Blueprint is an independent publisher and comparison service, not an investment advisor. The information provided is for educational purposes only and we encourage you to seek personalized advice from qualified professionals regarding specific financial decisions. Past performance is not indicative of future results.

Blueprint has an advertiser disclosure policy. The opinions, analyses, reviews or recommendations expressed in this article are those of the Blueprint editorial staff alone. Blueprint adheres to strict editorial integrity standards. The information is accurate as of the publish date, but always check the provider’s website for the most current information.

Taylor Tepper

BLUEPRINT

Taylor Tepper is the lead banking editor for ӣƵ Blueprint. Prior to that he was a senior writer at Forbes Advisor, Wirecutter, Bankrate and Money Magazine. He has also been published in the New York Times, NPR, Bloomberg and the Tampa Bay Times. His work has been recognized by his peers, winning a Loeb, Deadline Club and SABEW award. He has completed the education requirement from the University of Texas to qualify for a Certified Financial Planner certification, and earned a M.A. from the Craig Newmark Graduate School of Journalism at the City University of New York where he focused on business reporting and was awarded the Frederic Wiegold Prize for Business Journalism.
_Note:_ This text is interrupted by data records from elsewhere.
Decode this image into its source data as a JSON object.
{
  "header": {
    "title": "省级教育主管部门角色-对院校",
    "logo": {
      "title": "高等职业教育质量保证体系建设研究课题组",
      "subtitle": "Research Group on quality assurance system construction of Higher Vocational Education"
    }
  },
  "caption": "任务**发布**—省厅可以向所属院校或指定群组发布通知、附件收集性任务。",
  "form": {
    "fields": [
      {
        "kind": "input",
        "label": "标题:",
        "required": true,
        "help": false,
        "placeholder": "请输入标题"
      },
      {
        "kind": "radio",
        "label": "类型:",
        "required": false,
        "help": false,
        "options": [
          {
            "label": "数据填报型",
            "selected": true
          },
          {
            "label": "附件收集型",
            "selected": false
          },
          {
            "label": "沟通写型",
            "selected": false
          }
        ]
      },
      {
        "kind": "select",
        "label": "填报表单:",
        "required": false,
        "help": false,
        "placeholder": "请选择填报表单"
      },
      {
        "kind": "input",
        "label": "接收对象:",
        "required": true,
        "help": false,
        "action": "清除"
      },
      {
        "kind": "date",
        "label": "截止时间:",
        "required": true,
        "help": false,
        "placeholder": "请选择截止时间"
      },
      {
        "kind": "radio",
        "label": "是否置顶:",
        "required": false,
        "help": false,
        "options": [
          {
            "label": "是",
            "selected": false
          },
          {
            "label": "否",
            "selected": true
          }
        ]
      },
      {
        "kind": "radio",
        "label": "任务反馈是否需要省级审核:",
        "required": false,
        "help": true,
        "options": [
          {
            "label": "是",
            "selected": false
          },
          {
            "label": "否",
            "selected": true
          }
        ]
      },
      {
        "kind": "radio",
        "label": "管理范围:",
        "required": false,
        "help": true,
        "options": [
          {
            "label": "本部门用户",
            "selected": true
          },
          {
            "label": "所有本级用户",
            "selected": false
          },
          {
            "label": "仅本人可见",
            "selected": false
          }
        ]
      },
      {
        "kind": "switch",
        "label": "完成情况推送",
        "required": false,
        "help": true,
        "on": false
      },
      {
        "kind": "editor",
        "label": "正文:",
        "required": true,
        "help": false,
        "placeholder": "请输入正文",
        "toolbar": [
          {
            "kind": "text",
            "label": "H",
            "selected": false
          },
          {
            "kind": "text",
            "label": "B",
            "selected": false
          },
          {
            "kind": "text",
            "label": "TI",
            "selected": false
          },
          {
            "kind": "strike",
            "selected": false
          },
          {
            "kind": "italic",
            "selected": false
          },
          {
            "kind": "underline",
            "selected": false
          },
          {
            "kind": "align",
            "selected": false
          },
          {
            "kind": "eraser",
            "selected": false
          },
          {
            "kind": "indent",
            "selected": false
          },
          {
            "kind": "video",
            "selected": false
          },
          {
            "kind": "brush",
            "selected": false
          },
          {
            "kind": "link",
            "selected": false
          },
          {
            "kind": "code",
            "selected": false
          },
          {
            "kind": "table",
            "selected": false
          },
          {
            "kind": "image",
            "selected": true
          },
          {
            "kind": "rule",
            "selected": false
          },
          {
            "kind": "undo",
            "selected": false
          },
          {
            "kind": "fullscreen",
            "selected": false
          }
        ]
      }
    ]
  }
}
He earned his undergraduate degree from New York University, and married his college sweetheart with whom he raises three kids in Dripping Springs, TX.

Megan Horner

BLUEPRINT

Megan Horner is editorial director at ӣƵ Blueprint. She has over 10 years of experience in online publishing, mostly focused on credit cards and banking. Previously, she was the head of publishing at Finder.com where she led the team to publish personal finance content on credit cards, banking, loans, mortgages and more. Prior to that, she was an editor at Credit Karma. Megan has been featured in CreditCards.com, American Banker, Lifehacker and news broadcasts across the country. She has a bachelor’s degree in English and editing.